◆ Assigned task ◆
Everything in the entries below except the pictures must be returned exactly.

◆ Data provided ◆
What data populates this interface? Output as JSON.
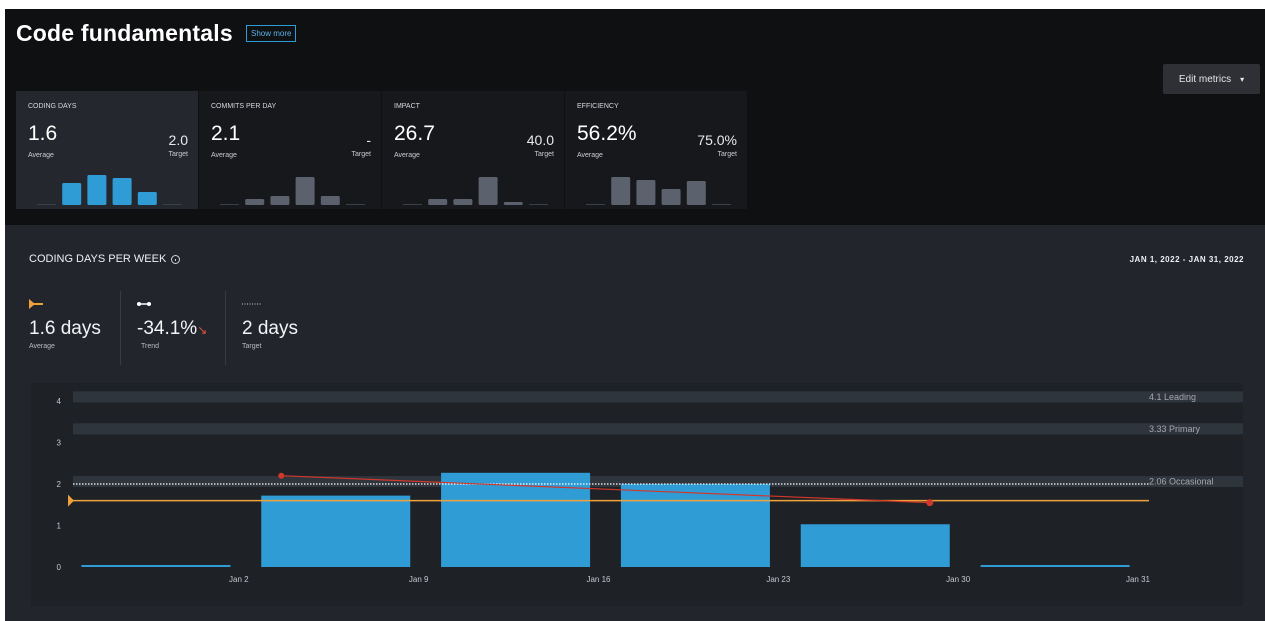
{
  "header": {
    "title": "Code fundamentals",
    "show_more_label": "Show more",
    "edit_metrics_label": "Edit metrics",
    "caret_glyph": "▾"
  },
  "metric_cards": [
    {
      "title": "CODING DAYS",
      "average": "1.6",
      "average_label": "Average",
      "target": "2.0",
      "target_label": "Target",
      "bars": [
        0,
        2.2,
        3.0,
        2.7,
        1.3,
        0
      ],
      "bar_max": 3.0,
      "bar_color": "#2f9cd6"
    },
    {
      "title": "COMMITS PER DAY",
      "average": "2.1",
      "average_label": "Average",
      "target": "-",
      "target_label": "Target",
      "bars": [
        0,
        0.6,
        0.9,
        2.8,
        0.9,
        0
      ],
      "bar_max": 3.0,
      "bar_color": "#5b626d"
    },
    {
      "title": "IMPACT",
      "average": "26.7",
      "average_label": "Average",
      "target": "40.0",
      "target_label": "Target",
      "bars": [
        0,
        0.6,
        0.6,
        2.8,
        0.3,
        0
      ],
      "bar_max": 3.0,
      "bar_color": "#5b626d"
    },
    {
      "title": "EFFICIENCY",
      "average": "56.2%",
      "average_label": "Average",
      "target": "75.0%",
      "target_label": "Target",
      "bars": [
        0,
        2.8,
        2.5,
        1.6,
        2.4,
        0
      ],
      "bar_max": 3.0,
      "bar_color": "#5b626d"
    }
  ],
  "chart_panel": {
    "title": "CODING DAYS PER WEEK",
    "date_range": "JAN 1, 2022 - JAN 31, 2022",
    "summary": {
      "average": {
        "value": "1.6 days",
        "label": "Average",
        "icon": "average-marker-icon",
        "color": "#f0a23a"
      },
      "trend": {
        "value": "-34.1%",
        "arrow": "↘",
        "label": "Trend",
        "icon": "trend-line-icon"
      },
      "target": {
        "value": "2 days",
        "label": "Target",
        "icon": "dotted-target-icon"
      }
    }
  },
  "chart_data": {
    "type": "bar",
    "categories": [
      "Jan 2",
      "Jan 9",
      "Jan 16",
      "Jan 23",
      "Jan 30",
      "Jan 31"
    ],
    "values": [
      0,
      1.72,
      2.27,
      2.0,
      1.03,
      0
    ],
    "ylim": [
      0,
      4.2
    ],
    "yticks": [
      0,
      1,
      2,
      3,
      4
    ],
    "average": 1.6,
    "target": 2,
    "trend": {
      "start": 2.2,
      "end": 1.55
    },
    "benchmarks": [
      {
        "value": 4.1,
        "label": "4.1 Leading"
      },
      {
        "value": 3.33,
        "label": "3.33 Primary"
      },
      {
        "value": 2.06,
        "label": "2.06 Occasional"
      }
    ],
    "colors": {
      "bar": "#2f9cd6",
      "average": "#f0a23a",
      "trend": "#d2372b",
      "target": "#ffffff",
      "benchmark": "#2f353d"
    }
  }
}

◆ Result of this task ◆
What data populates this interface? Output as JSON.
{
  "header": {
    "title": "Code fundamentals",
    "show_more_label": "Show more",
    "edit_metrics_label": "Edit metrics",
    "caret_glyph": "▾"
  },
  "metric_cards": [
    {
      "title": "CODING DAYS",
      "average": "1.6",
      "average_label": "Average",
      "target": "2.0",
      "target_label": "Target",
      "bars": [
        0,
        2.2,
        3.0,
        2.7,
        1.3,
        0
      ],
      "bar_max": 3.0,
      "bar_color": "#2f9cd6"
    },
    {
      "title": "COMMITS PER DAY",
      "average": "2.1",
      "average_label": "Average",
      "target": "-",
      "target_label": "Target",
      "bars": [
        0,
        0.6,
        0.9,
        2.8,
        0.9,
        0
      ],
      "bar_max": 3.0,
      "bar_color": "#5b626d"
    },
    {
      "title": "IMPACT",
      "average": "26.7",
      "average_label": "Average",
      "target": "40.0",
      "target_label": "Target",
      "bars": [
        0,
        0.6,
        0.6,
        2.8,
        0.3,
        0
      ],
      "bar_max": 3.0,
      "bar_color": "#5b626d"
    },
    {
      "title": "EFFICIENCY",
      "average": "56.2%",
      "average_label": "Average",
      "target": "75.0%",
      "target_label": "Target",
      "bars": [
        0,
        2.8,
        2.5,
        1.6,
        2.4,
        0
      ],
      "bar_max": 3.0,
      "bar_color": "#5b626d"
    }
  ],
  "chart_panel": {
    "title": "CODING DAYS PER WEEK",
    "date_range": "JAN 1, 2022 - JAN 31, 2022",
    "summary": {
      "average": {
        "value": "1.6 days",
        "label": "Average",
        "icon": "average-marker-icon",
        "color": "#f0a23a"
      },
      "trend": {
        "value": "-34.1%",
        "arrow": "↘",
        "label": "Trend",
        "icon": "trend-line-icon"
      },
      "target": {
        "value": "2 days",
        "label": "Target",
        "icon": "dotted-target-icon"
      }
    }
  },
  "chart_data": {
    "type": "bar",
    "categories": [
      "Jan 2",
      "Jan 9",
      "Jan 16",
      "Jan 23",
      "Jan 30",
      "Jan 31"
    ],
    "values": [
      0,
      1.72,
      2.27,
      2.0,
      1.03,
      0
    ],
    "ylim": [
      0,
      4.2
    ],
    "yticks": [
      0,
      1,
      2,
      3,
      4
    ],
    "average": 1.6,
    "target": 2,
    "trend": {
      "start": 2.2,
      "end": 1.55
    },
    "benchmarks": [
      {
        "value": 4.1,
        "label": "4.1 Leading"
      },
      {
        "value": 3.33,
        "label": "3.33 Primary"
      },
      {
        "value": 2.06,
        "label": "2.06 Occasional"
      }
    ],
    "colors": {
      "bar": "#2f9cd6",
      "average": "#f0a23a",
      "trend": "#d2372b",
      "target": "#ffffff",
      "benchmark": "#2f353d"
    }
  }
}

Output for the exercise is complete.